• [TASK DIRECTIONS] When copying the data, keep every line exactly the same.

Records from a collection
------------------------------
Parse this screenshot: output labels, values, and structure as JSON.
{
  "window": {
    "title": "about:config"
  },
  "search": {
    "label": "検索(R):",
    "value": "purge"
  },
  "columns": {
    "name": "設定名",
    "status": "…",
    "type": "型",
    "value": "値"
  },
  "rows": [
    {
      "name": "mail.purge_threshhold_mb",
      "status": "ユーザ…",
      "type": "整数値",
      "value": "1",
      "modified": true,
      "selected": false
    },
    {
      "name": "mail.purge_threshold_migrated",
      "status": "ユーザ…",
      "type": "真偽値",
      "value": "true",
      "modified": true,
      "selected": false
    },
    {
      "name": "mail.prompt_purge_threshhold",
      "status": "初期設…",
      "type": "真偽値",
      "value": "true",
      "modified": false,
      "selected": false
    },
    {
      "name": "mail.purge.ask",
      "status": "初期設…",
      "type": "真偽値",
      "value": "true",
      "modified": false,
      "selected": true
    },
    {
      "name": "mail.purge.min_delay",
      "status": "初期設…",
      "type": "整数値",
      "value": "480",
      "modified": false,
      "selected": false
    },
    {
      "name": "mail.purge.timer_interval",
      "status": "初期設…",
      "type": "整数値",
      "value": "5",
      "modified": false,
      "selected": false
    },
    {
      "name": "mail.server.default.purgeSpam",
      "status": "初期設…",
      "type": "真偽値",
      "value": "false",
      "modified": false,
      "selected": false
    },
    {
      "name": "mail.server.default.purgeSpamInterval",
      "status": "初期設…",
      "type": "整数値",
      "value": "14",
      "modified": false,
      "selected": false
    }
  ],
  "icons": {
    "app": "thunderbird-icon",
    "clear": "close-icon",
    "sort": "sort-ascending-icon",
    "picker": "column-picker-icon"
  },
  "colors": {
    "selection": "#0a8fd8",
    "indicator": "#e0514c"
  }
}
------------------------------
• [RESPONSE BELOW]
Parse this screenshot: output labels, values, and structure as JSON.
{
  "window": {
    "title": "about:config"
  },
  "search": {
    "label": "検索(R):",
    "value": "purge"
  },
  "columns": {
    "name": "設定名",
    "status": "…",
    "type": "型",
    "value": "値"
  },
  "rows": [
    {
      "name": "mail.purge_threshhold_mb",
      "status": "ユーザ…",
      "type": "整数値",
      "value": "1",
      "modified": true,
      "selected": false
    },
    {
      "name": "mail.purge_threshold_migrated",
      "status": "ユーザ…",
      "type": "真偽値",
      "value": "true",
      "modified": true,
      "selected": false
    },
    {
      "name": "mail.prompt_purge_threshhold",
      "status": "初期設…",
      "type": "真偽値",
      "value": "true",
      "modified": false,
      "selected": false
    },
    {
      "name": "mail.purge.ask",
      "status": "初期設…",
      "type": "真偽値",
      "value": "true",
      "modified": false,
      "selected": true
    },
    {
      "name": "mail.purge.min_delay",
      "status": "初期設…",
      "type": "整数値",
      "value": "480",
      "modified": false,
      "selected": false
    },
    {
      "name": "mail.purge.timer_interval",
      "status": "初期設…",
      "type": "整数値",
      "value": "5",
      "modified": false,
      "selected": false
    },
    {
      "name": "mail.server.default.purgeSpam",
      "status": "初期設…",
      "type": "真偽値",
      "value": "false",
      "modified": false,
      "selected": false
    },
    {
      "name": "mail.server.default.purgeSpamInterval",
      "status": "初期設…",
      "type": "整数値",
      "value": "14",
      "modified": false,
      "selected": false
    }
  ],
  "icons": {
    "app": "thunderbird-icon",
    "clear": "close-icon",
    "sort": "sort-ascending-icon",
    "picker": "column-picker-icon"
  },
  "colors": {
    "selection": "#0a8fd8",
    "indicator": "#e0514c"
  }
}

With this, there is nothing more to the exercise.